Diabetes mellitus (often referred to as diabetes) is a condition that occurs when blood sugar is not metabolized properly because the insulin hormone is not used properly. Onset diabetes can also occur because the body does not make enough insulin.

The insulin hormone is produced by the pancreas. The insulin hormone is then used to turn glucose into energy, which is used by the body as fuel. If for some reason this process does not work properly in the body, blood sugar becomes elevated (hyperglycemia) and this can cause the signs and symptoms of diabetes.

The most common signs and symptoms of hyperglycemia and diabetes are frequent urination, excessive thirst, unexplained exhaustion, extreme hunger, unexplained weight loss, irritability, vision problems; and pain, numbness or tingling in the feet or hands.


What is Adult Onset Diabetes?


Adult onset diabetes (also know as insulin resistant diabetes or type II diabetes), occurs because the body becomes resistant to the insulin hormone. This leads to increased blood sugar (hyperglycemia) because the insulin is not being used to convert glucose into energy.

Adult onset diabetes usually occurs in adulthood. However, it is typically referred to as type II diabetes now because children and youth are being diagnosed with this condition much more frequently. The most common reasons for type II diabetes in children are childhood obesity and nutrition related issues.

Obesity and poor diet are the primary causes of adult onset diabetes. Other risk factors include family history, Hispanic or African American ethnicity, little physical activity, older than 65, taking immunosuppressant’s, and being overweight. People with a past medical history of the Hepatitis C virus or gestational diabetes are also at higher risk for developing type II diabetes.
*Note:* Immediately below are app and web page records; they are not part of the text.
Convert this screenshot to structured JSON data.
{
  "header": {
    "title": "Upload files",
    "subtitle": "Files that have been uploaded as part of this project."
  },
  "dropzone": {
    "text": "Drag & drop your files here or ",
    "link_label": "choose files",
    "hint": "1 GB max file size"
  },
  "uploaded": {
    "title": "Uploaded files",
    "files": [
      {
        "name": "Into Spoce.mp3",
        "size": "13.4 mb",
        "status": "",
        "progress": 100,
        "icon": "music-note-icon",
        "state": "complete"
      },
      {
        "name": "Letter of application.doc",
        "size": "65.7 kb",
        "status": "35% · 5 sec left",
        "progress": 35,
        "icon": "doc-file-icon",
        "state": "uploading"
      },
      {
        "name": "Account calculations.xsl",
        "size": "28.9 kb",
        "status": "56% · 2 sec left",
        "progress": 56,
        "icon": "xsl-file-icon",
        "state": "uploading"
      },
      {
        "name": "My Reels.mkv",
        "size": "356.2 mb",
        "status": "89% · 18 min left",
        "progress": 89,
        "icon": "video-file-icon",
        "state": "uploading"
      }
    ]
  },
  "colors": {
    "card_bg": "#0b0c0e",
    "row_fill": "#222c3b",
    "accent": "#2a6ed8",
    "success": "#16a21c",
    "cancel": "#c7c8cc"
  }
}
According to the National Kidney Foundation (NFK), approximately 17 million people in the United States have diabetes and many of these people have yet to be diagnosed. The NFK states, “Each year about 798,000 people are diagnosed with diabetes. In addition, about 123,000 children and teenagers age 19 and younger have diabetes.”


What is Juvenile Onset Diabetes?


Juvenile onset diabetes (also known as insulin dependent diabetes or type I diabetes), occurs when the pancreas does not produce enough of the insulin hormone to metabolize blood sugar properly. Juvenile onset diabetes is typically diagnosed in youth, however; it is also diagnosed in adulthood from time to time.

Type I diabetes is treated with insulin injections several times per day or with the use of an insulin pump.


What is New Onset Diabetes?


New onset diabetes is a condition that occurs in people who have had a kidney transplant. New onset diabetes is a type II diabetes mellitus condition.

People who have had kidney transplants are not necessarily at higher risk of developing diabetes. However, transplant patients are usually on anti-rejection medications initially, which can slightly increase risk. Since the transplant patient is generally living with just one kidney, it is extremely important to get screened for diabetes regularly.

Untreated diabetes is extremely damaging to the kidneys because they have to work extremely hard to remove all the excess sugar from the blood. Since the transplant patient only has one kidney, it is imperative to catch new onset diabetes immediately and get it treated and under control as soon as possible.

Untreated diabetes is extremely detrimental to the undiagnosed patient. If you suspect juvenile onset, adult onset, or new onset diabetes, contact your physician to discuss signs and symptoms and schedule a screening immediately. People with diabetes can live long and healthy lives by following physician recommendations and controlling the condition.